W. B. Moss' wound proved to be a serious one, as he lay for weeks before he was able to get around. The bullet was never extracted from his body. The Texans recovered the stolen horses by the Indians.
In September, 1877, Mr. Moss was married to Miss Delia Johnson, daughter of Capt. A. J. and Martha Johnson. The following .sons and daughters were reared in this home: Zella, bookkeeper and cashier of the Moss Mercantile Company of Llano ; Matthew, president of the Llano National Bank; Edgar, a well known and prosperous stockman of Llano county; J. Ray, manager of the Moss Mercantile Company, Llano ; Mrs. J. B. Gage, Austin ; Inez, teacher in Dallas; W. R., engaged in oil business at Rockdale ; A. J., deceased; Mary, a student in the School of Arts in Chicago ; Otilla, an exteacher, now with her father in Llano ; Richard Olney, assistant cashier of the Llano National Bank.

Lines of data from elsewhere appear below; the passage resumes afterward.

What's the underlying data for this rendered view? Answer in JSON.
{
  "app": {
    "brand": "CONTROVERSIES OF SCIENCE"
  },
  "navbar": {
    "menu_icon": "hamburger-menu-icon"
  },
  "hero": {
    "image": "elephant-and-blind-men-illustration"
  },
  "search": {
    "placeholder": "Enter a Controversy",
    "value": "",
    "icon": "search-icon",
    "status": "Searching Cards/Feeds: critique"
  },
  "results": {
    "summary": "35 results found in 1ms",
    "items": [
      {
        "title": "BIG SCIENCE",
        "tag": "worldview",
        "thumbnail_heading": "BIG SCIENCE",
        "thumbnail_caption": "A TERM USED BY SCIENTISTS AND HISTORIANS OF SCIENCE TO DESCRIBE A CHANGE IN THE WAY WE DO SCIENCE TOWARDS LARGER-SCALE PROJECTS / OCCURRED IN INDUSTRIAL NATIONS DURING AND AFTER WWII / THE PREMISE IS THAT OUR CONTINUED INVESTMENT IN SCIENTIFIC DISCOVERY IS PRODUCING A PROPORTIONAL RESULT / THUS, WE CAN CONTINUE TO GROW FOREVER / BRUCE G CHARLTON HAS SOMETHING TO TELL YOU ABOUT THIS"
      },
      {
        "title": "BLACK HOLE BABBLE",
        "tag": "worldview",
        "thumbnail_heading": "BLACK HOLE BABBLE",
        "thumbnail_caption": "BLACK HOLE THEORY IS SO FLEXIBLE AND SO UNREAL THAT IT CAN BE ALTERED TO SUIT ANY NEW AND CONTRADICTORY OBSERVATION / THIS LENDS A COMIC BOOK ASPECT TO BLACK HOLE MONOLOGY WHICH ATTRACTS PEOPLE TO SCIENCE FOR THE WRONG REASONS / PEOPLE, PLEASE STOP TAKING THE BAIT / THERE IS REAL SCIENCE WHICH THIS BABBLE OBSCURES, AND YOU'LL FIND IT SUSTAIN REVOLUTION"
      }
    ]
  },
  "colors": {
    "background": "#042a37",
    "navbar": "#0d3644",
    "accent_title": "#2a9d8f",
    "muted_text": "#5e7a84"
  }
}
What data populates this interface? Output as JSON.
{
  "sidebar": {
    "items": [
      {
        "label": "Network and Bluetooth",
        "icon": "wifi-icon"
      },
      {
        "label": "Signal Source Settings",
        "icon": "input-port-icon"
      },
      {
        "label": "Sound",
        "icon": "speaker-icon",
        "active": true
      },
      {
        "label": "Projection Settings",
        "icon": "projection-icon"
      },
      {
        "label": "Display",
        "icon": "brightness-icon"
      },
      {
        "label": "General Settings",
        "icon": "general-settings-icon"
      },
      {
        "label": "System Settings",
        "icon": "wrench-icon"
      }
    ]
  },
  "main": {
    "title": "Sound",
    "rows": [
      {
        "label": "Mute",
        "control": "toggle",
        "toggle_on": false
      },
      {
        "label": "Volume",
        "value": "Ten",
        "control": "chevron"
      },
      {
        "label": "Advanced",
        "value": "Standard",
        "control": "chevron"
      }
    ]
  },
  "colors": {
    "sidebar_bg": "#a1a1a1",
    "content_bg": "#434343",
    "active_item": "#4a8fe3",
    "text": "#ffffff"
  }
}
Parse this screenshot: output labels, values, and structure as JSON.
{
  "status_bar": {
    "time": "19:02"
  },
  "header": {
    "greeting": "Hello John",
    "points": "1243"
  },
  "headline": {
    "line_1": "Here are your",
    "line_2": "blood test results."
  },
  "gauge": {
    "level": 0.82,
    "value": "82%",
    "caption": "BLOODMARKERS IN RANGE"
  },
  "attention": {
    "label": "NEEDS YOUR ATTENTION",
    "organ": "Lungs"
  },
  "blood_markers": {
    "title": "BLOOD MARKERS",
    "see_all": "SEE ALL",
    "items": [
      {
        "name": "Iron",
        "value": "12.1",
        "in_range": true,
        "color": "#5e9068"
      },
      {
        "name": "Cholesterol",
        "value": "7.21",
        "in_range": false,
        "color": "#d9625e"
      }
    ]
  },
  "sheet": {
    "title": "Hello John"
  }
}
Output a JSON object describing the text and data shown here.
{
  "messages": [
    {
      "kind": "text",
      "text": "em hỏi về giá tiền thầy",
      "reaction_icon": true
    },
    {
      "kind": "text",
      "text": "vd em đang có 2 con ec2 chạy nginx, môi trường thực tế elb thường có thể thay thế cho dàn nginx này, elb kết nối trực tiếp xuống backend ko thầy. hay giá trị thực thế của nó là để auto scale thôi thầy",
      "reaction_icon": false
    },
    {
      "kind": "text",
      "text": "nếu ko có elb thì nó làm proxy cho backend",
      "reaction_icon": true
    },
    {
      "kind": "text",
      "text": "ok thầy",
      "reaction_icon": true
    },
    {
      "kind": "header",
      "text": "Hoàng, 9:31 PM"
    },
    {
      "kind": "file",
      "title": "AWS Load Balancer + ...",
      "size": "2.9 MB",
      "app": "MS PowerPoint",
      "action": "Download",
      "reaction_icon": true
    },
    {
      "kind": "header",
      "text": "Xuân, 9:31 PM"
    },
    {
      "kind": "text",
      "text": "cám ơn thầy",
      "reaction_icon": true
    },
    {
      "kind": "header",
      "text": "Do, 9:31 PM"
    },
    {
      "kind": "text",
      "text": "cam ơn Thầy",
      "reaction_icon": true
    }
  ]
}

Mr. Moss by habits of industry and thrift rose from cowboy to cattle king. He bought ranch property in Legion Valley, Llano county, amounting to 8,000 acres of land. He was one of the pioneers of this section in raising Durham cattle. Some years ago he moved from the ranch to Llano. His faithful companion, who shared with him the hardships and privations incident to an earlier day in Texas, passed peacefully to rest December 3, 1918.